Triathlon Training for ENDURANCE vs training for STRENGTH
Video taken from the channel: Triathlon Taren
Mo Farah Weights and Strength Workout
Video taken from the channel: The Run Experience
Endurance Athlete Strength Training Program
Video taken from the channel: Strength Side
Strength Training for Runners with Kirk DeWindt
Video taken from the channel: C Tolle Run
Strength Training For Endurance Athletes
Video taken from the channel: Mind Pump Podcast
Benefits of Year Long Strength Training for Endurance Athletes
Video taken from the channel: Dave Scott
Strength Training For Endurance Athletes and Runners
Video taken from the channel: Hybrid Athlete
Optimally, there should be a balance between running/endurance training and strength training. Strength training can allow a runner to increase their workload and run longer, faster, and harder. Strength training increases muscle strength and can decrease the risk of injury as it increases connective tissue strength, which can allow the body to be a more durable and adaptable system. Strength training shouldn’t be an afterthought for endurance athletes. Dedicating time to identifying and strengthening weaknesses makes for a well-rounded and injury resistant athlete.
High intensity exercises offer dual benefits for cyclists allowing them to not only become stronger, but also develop top end power and speed. Lo and behold, the group that combined endurance and strength training improved an average of 8.6 percent in a 4K time trial, increased their V02. October 23, 2017. For endurance athletes, strength training provides many benefits when used in conjunction with a cardio training plan. There are many misconceptions around strength training, such as the fact that it causes gym-goers to “bulk up”.

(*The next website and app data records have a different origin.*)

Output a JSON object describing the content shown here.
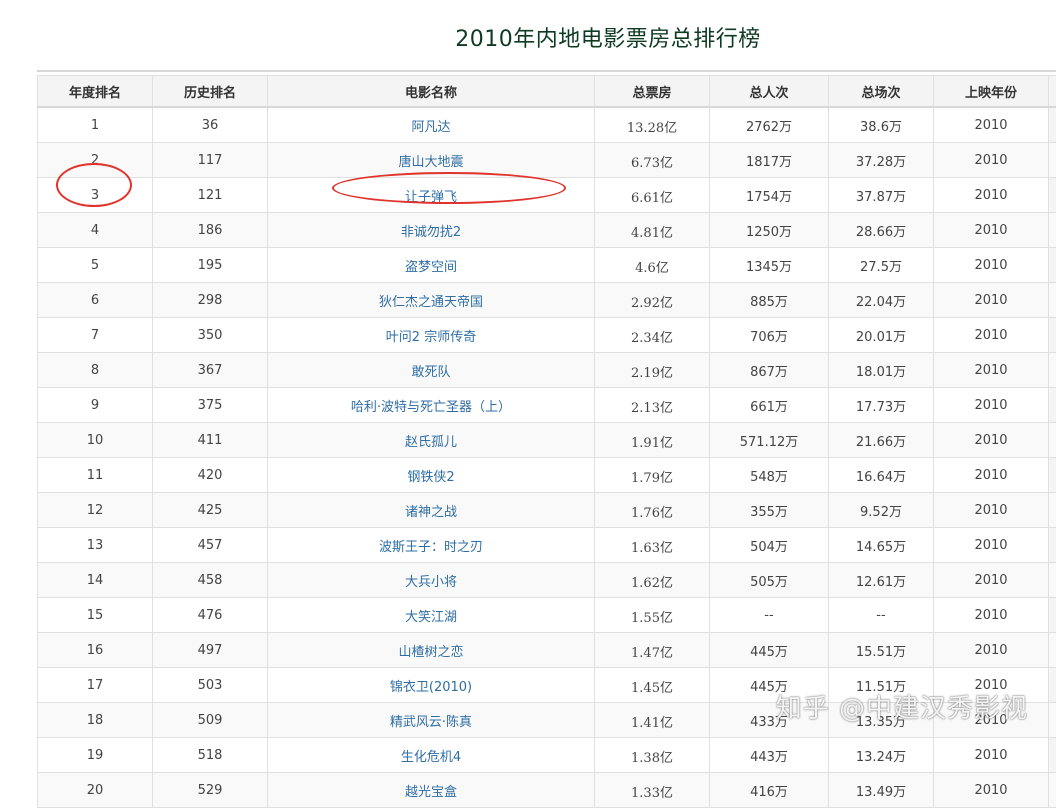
{
  "page": {
    "title": "2010年内地电影票房总排行榜"
  },
  "table": {
    "headers": [
      "年度排名",
      "历史排名",
      "电影名称",
      "总票房",
      "总人次",
      "总场次",
      "上映年份"
    ],
    "rows": [
      {
        "rank": "1",
        "hist": "36",
        "title": "阿凡达",
        "gross": "13.28亿",
        "admissions": "2762万",
        "screenings": "38.6万",
        "year": "2010"
      },
      {
        "rank": "2",
        "hist": "117",
        "title": "唐山大地震",
        "gross": "6.73亿",
        "admissions": "1817万",
        "screenings": "37.28万",
        "year": "2010"
      },
      {
        "rank": "3",
        "hist": "121",
        "title": "让子弹飞",
        "gross": "6.61亿",
        "admissions": "1754万",
        "screenings": "37.87万",
        "year": "2010"
      },
      {
        "rank": "4",
        "hist": "186",
        "title": "非诚勿扰2",
        "gross": "4.81亿",
        "admissions": "1250万",
        "screenings": "28.66万",
        "year": "2010"
      },
      {
        "rank": "5",
        "hist": "195",
        "title": "盗梦空间",
        "gross": "4.6亿",
        "admissions": "1345万",
        "screenings": "27.5万",
        "year": "2010"
      },
      {
        "rank": "6",
        "hist": "298",
        "title": "狄仁杰之通天帝国",
        "gross": "2.92亿",
        "admissions": "885万",
        "screenings": "22.04万",
        "year": "2010"
      },
      {
        "rank": "7",
        "hist": "350",
        "title": "叶问2 宗师传奇",
        "gross": "2.34亿",
        "admissions": "706万",
        "screenings": "20.01万",
        "year": "2010"
      },
      {
        "rank": "8",
        "hist": "367",
        "title": "敢死队",
        "gross": "2.19亿",
        "admissions": "867万",
        "screenings": "18.01万",
        "year": "2010"
      },
      {
        "rank": "9",
        "hist": "375",
        "title": "哈利·波特与死亡圣器（上）",
        "gross": "2.13亿",
        "admissions": "661万",
        "screenings": "17.73万",
        "year": "2010"
      },
      {
        "rank": "10",
        "hist": "411",
        "title": "赵氏孤儿",
        "gross": "1.91亿",
        "admissions": "571.12万",
        "screenings": "21.66万",
        "year": "2010"
      },
      {
        "rank": "11",
        "hist": "420",
        "title": "钢铁侠2",
        "gross": "1.79亿",
        "admissions": "548万",
        "screenings": "16.64万",
        "year": "2010"
      },
      {
        "rank": "12",
        "hist": "425",
        "title": "诸神之战",
        "gross": "1.76亿",
        "admissions": "355万",
        "screenings": "9.52万",
        "year": "2010"
      },
      {
        "rank": "13",
        "hist": "457",
        "title": "波斯王子：时之刃",
        "gross": "1.63亿",
        "admissions": "504万",
        "screenings": "14.65万",
        "year": "2010"
      },
      {
        "rank": "14",
        "hist": "458",
        "title": "大兵小将",
        "gross": "1.62亿",
        "admissions": "505万",
        "screenings": "12.61万",
        "year": "2010"
      },
      {
        "rank": "15",
        "hist": "476",
        "title": "大笑江湖",
        "gross": "1.55亿",
        "admissions": "--",
        "screenings": "--",
        "year": "2010"
      },
      {
        "rank": "16",
        "hist": "497",
        "title": "山楂树之恋",
        "gross": "1.47亿",
        "admissions": "445万",
        "screenings": "15.51万",
        "year": "2010"
      },
      {
        "rank": "17",
        "hist": "503",
        "title": "锦衣卫(2010)",
        "gross": "1.45亿",
        "admissions": "445万",
        "screenings": "11.51万",
        "year": "2010"
      },
      {
        "rank": "18",
        "hist": "509",
        "title": "精武风云·陈真",
        "gross": "1.41亿",
        "admissions": "433万",
        "screenings": "13.35万",
        "year": "2010"
      },
      {
        "rank": "19",
        "hist": "518",
        "title": "生化危机4",
        "gross": "1.38亿",
        "admissions": "443万",
        "screenings": "13.24万",
        "year": "2010"
      },
      {
        "rank": "20",
        "hist": "529",
        "title": "越光宝盒",
        "gross": "1.33亿",
        "admissions": "416万",
        "screenings": "13.49万",
        "year": "2010"
      }
    ]
  },
  "watermark": "知乎 @中建汉秀影视",
  "colors": {
    "title_text": "#0f3b23",
    "link": "#2f6ea5",
    "highlight_circle": "#e0332b"
  }
}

The benefits and importance of strength training exercise for runners to prevent injury, run faster, more efficiently and be a happier runner Running Glow Online 1:1 Coaching is now LIVE! Check out Coaching Section!Strength training is essentially a type of exercise that specialises in the use of resistance to build the strength, anaerobic endurance and size of skeletal muscles and bone density. Resistance could be in the form of your own body weight or weights such as dumbbells, kettlebells or medicine balls.
During strength training in the gym for example, this is where the weight is rising against the force of gravity – the so-called lifting phase. Among many athletes who strength train, this concentric contraction is what is thought as the ‘useful’ part of the movement. However, there is another type of muscle contraction that can occur.
At the end of a marathon it is the legs that give out, not the lungs. Most will incorrectly try to increase their VO2 max, but it cannot be increased by top athletes as it cannot be raised after 12 or 18 months in endurance runners. This leaves only one way and that is to raise muscular endurance by maximally training strength endurance. Strength training’s biggest benefit for distance athletes is not only to improve power, but to help prevent injuries.
Repeated pounding can lead to stress syndromes, runner’s knee, shin splints, and various foot problems. General strength training has value, but specific strength training that enhances the ability of the muscles to perform as they do in running, is the.
List of related literature:
|from Concurrent Aerobic and Strength Training: Scientific Basics and Practical Applications|
|from Developing Endurance|
|from Healthy Intelligent Training: The Proven Principles of Arthur Lydiard|
|from Total Training for Young Champions|
|from Life Span Motor Development|
|from High-performance Sports Conditioning|
|from NSCA’s Guide to Tests and Assessments|
|from NSCA’s Guide to Program Design|
|from Physiological Tests for Elite Athletes|
|from Physiological Aspects of Sport Training and Performance|